The 2017 Global Hunger Index (GHI) indicates long-term advancement in
decreasing global hunger. However, the progress has been uneven, with
millions continuing to experience chronic hunger and many areas encountering
food shortage and even starvation.
The 2017 GHI, published by the International Food Policy Research Institute
(IFPRI), Concern Worldwide, and Welthungerhilfe, follows the status of
hunger globally, highlighting the areas where action to address hunger is
most urgently needed. To capture the multidimensional nature of hunger, GHI
scores are based on four indicators: undernourishment, child wasting, child
stunting, and child mortality.
The report shows that out of the 119 countries evaluated, one country
(Central African Republic) is in the extremely alarming range. Seven
countries have alarming hunger index, which includes Malawi, Sudan, Zambia,
Chad, Yemen, Madagascar, Sierra Leone, and Liberia. A total of 44 countries
are in serious range (including Asian countries India, Philippines,
Indonesia, and Pakistan); 24 in moderate range; and 43 in low range. The
percentage of undernourished declined to 13%, down from 18.2% in 2000.
With these results, it is evident that more work is needed in many countries
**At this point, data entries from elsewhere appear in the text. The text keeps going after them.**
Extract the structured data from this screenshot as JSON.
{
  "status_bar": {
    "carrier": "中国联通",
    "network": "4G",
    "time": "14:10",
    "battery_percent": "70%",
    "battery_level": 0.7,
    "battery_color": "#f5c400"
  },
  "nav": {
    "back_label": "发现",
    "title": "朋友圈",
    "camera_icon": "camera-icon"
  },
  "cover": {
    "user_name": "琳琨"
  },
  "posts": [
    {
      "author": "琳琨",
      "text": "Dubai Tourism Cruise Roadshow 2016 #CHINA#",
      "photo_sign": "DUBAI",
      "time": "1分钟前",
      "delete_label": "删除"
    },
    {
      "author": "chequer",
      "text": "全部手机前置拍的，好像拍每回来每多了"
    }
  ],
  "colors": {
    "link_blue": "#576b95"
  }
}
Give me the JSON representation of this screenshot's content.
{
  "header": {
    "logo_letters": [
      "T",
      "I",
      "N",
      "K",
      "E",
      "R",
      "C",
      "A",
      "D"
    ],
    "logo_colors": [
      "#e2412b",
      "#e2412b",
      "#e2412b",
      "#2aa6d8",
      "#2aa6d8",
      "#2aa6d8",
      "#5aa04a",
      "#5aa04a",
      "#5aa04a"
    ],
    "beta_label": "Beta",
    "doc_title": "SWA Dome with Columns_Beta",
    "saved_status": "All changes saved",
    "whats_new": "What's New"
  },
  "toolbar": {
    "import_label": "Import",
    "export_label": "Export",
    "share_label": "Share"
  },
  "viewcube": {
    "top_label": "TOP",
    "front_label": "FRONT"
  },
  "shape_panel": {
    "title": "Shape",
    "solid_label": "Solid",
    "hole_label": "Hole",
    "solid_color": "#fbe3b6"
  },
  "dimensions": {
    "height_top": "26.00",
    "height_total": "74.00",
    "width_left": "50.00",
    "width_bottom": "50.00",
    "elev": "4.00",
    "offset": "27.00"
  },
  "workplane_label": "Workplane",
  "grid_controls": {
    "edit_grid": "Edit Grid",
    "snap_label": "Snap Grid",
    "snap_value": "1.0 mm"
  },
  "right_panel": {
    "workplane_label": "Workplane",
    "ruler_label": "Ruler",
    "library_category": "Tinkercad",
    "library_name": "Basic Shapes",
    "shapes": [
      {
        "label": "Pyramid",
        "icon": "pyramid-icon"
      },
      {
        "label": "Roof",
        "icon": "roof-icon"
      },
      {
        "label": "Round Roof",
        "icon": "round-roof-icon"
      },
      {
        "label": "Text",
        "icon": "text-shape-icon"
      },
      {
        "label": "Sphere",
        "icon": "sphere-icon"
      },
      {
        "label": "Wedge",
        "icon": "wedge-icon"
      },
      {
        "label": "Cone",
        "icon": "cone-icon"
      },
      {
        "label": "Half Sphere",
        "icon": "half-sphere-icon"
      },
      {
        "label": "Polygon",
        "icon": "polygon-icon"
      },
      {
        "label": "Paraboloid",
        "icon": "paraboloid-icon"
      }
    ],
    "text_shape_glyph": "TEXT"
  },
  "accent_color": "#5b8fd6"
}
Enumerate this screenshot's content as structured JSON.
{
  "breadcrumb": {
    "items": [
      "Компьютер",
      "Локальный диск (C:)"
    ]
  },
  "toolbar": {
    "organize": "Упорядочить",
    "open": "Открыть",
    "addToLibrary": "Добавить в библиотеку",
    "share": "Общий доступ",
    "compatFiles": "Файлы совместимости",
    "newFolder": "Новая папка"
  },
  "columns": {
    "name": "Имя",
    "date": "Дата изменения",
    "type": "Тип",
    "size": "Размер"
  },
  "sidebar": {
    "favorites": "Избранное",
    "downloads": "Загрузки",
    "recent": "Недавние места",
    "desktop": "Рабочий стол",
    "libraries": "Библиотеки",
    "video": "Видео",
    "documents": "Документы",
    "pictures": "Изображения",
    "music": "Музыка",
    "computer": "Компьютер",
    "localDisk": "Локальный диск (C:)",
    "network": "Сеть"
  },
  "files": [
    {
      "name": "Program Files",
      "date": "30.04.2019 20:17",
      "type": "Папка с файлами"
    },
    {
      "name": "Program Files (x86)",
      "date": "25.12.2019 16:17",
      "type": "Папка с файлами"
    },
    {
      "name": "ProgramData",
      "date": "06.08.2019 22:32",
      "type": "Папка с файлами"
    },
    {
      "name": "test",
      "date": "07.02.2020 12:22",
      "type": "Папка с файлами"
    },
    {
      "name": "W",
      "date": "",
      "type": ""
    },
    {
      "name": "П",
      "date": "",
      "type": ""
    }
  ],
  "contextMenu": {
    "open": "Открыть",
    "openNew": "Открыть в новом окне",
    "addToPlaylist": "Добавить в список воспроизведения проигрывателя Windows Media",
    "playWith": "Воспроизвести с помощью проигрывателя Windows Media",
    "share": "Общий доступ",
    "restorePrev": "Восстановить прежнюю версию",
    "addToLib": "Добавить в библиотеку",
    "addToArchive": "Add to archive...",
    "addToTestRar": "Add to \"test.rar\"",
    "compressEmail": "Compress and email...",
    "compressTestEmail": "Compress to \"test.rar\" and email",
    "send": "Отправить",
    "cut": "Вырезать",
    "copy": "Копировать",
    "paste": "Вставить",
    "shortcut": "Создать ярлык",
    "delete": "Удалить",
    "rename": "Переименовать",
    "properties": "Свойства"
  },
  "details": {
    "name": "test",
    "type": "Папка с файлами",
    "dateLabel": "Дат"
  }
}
to attain the Sustainable Development Goal of eradicating hunger by 2030.